If you’re disabled and would like some additional support to become a leader or coach then we’d be happy to help you. Please register for the course you’d like to attend and then follow the registration instructions to declare a disability and request the additional support you’d like and we’ll be in touch to arrange it where possible.

Here’s some examples of the support we have provided previously:

  • BSL interpreters
  • Printed resources in large print
  • Support on course (bring a scribe, bring a guide, bring a buddy)
  • Bite size learning (complete a course in smaller chunks)

Click here to find out more about our coaching courses.


Oliver Minns has Cerebral Palsy and a learning disability and qualified as an Athletics Coach in 2016

As an active athlete and member of Orwell Panthers Athletics club he started helping at the club by demonstrating for the coaches and was asked if he wanted to become a coach himself.  He attended an Assistant Coach course where another coach from the club attended with him to scribe and assist him through the course.

He then wanted to continue to the Coach Award.  He wasn’t sure about the theory side of the course so his support coach at Orwell Panthers Margaret Nicholls phoned England Athletics and asked if he could have somebody go with him to support him.  Margaret explains, “They were very enthusiastic about this and let the tutor know that his mother would accompany him to act as a scribe and support Oliver throughout the day. They also said that I could read the questions for the theory on-line.  I was amazed at what he had taken in by the quick answers to the questions; and his dictating of all his plans and theory ready for his assessment.   I wrote down exactly as he said it.  He passed with flying colours.’”
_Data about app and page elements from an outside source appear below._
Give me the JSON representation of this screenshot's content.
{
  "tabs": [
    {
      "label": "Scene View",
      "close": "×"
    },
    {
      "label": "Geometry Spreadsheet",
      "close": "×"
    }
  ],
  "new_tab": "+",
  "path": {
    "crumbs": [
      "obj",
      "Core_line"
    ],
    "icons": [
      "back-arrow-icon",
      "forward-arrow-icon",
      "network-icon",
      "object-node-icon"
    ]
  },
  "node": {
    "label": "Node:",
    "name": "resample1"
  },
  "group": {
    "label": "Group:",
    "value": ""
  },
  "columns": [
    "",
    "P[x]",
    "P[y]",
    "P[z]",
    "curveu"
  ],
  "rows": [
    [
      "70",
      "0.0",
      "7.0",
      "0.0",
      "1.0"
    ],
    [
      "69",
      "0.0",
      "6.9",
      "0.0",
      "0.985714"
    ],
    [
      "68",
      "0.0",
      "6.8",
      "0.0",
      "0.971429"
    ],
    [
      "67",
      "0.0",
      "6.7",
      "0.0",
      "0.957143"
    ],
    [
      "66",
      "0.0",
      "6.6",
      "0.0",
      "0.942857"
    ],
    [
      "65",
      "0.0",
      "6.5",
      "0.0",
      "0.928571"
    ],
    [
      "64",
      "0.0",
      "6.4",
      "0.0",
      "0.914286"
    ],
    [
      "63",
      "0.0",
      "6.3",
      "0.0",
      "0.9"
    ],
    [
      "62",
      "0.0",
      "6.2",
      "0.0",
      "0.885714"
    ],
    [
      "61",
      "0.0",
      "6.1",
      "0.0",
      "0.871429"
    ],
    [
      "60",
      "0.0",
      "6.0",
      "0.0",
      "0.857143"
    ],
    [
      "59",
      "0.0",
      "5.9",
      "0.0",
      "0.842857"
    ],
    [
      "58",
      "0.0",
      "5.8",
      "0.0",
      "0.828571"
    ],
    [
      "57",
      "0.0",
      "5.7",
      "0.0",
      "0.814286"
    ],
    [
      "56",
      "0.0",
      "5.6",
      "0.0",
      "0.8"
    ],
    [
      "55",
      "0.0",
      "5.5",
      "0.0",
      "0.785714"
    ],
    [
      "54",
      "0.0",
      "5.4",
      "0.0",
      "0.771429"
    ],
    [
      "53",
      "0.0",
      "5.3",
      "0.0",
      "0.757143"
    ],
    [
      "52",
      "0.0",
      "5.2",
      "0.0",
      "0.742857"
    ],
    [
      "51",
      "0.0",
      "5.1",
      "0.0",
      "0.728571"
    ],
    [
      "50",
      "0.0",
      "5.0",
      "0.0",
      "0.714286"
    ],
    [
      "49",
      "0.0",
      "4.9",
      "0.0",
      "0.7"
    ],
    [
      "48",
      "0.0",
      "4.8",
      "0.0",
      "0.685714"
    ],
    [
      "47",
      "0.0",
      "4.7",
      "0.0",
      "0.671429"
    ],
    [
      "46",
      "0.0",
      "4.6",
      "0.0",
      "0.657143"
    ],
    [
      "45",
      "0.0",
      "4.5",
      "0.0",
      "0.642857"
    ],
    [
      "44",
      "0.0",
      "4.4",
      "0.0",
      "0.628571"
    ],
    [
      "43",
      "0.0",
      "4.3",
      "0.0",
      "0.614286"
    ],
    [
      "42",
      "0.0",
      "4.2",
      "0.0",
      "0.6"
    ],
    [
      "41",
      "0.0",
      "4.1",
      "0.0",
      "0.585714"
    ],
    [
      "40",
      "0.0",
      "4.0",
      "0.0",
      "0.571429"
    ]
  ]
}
Oliver is now coaching his own group at Orwell Panthers as well as still training himself and competing for Ipswich Harriers.
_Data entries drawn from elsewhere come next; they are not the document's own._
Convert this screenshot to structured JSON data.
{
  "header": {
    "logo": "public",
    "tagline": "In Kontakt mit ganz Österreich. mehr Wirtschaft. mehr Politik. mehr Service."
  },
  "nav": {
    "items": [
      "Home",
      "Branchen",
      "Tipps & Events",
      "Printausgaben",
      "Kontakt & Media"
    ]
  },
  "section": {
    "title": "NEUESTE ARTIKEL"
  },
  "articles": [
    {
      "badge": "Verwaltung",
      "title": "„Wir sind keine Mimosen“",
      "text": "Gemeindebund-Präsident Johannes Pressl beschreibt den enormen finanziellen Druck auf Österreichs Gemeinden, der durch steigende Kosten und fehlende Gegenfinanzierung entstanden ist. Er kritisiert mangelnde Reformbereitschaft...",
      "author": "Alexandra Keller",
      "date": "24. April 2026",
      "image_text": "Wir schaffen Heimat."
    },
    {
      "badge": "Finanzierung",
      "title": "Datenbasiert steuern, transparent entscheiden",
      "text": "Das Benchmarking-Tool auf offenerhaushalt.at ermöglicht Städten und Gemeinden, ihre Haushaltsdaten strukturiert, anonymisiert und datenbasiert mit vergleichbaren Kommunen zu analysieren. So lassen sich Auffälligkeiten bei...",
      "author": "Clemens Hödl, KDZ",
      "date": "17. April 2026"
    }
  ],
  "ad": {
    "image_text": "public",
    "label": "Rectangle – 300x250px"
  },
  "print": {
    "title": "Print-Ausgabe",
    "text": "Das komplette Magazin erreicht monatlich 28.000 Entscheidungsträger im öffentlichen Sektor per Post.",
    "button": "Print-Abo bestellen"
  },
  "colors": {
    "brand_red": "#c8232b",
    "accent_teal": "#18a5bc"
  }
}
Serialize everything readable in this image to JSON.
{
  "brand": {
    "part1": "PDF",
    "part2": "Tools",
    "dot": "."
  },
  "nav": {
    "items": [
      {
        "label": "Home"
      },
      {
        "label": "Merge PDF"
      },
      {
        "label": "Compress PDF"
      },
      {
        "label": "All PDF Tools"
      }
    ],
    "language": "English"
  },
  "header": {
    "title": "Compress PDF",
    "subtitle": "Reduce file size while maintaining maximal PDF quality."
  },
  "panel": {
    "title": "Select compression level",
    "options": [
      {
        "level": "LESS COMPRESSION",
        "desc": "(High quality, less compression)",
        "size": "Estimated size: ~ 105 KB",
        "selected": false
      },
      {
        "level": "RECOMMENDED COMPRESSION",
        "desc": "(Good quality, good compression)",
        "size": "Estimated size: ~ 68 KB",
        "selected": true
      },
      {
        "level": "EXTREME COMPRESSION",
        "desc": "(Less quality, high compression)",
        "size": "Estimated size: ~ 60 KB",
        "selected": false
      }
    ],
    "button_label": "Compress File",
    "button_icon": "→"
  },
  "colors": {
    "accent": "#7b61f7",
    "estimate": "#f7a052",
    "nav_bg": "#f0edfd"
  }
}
Here’s how Oliver found it: “I was nervous at the start of the course but it got easier as I became more confident and praise from the tutor.  I like being able to say ‘I am here to coach not train – I train at Ipswich Harriers.’ I recommend anybody to become a coach as it about knowledge and skill not about the reading and spellings!”

Mark Palmer has Down’s Syndrome and qualified as a Coaching Assistant in 2018

Mark Palmer Having trained with Exeter Harriers for 10 years, last year Mark decided to take his Level 1 Coaching Assistant course.

‘’I love athletics, especially running.  I want to help others enjoy it too.  My coaches, Brian O’Hare and Kevin Skinner, have helped me a lot and still do.  They are great role models. I like seeing others keeping active, enjoying themselves and making a lot of progress.  It’s good even when the weather is cold and wet.’’

Mark was offered support for the course, he explains how this helped. ‘’I didn’t ask for help but another Exeter Harrier gave me the course book; we took it on holiday to France and each day we read a bit and talked about it.  The really helpful admin person in the England Athletics’ office offered me the course slides beforehand, which was useful.  My Mum sat in on the course in case I needed help, but I didn’t, I was just fine.  Everyone on the course was friendly and we all worked together.  The 2 course tutors were very clear and a lot of the course was practical. ‘’

To other people with disabilities, who are keen on athletics and want to help others and become a coach, I say, “Go for it!”.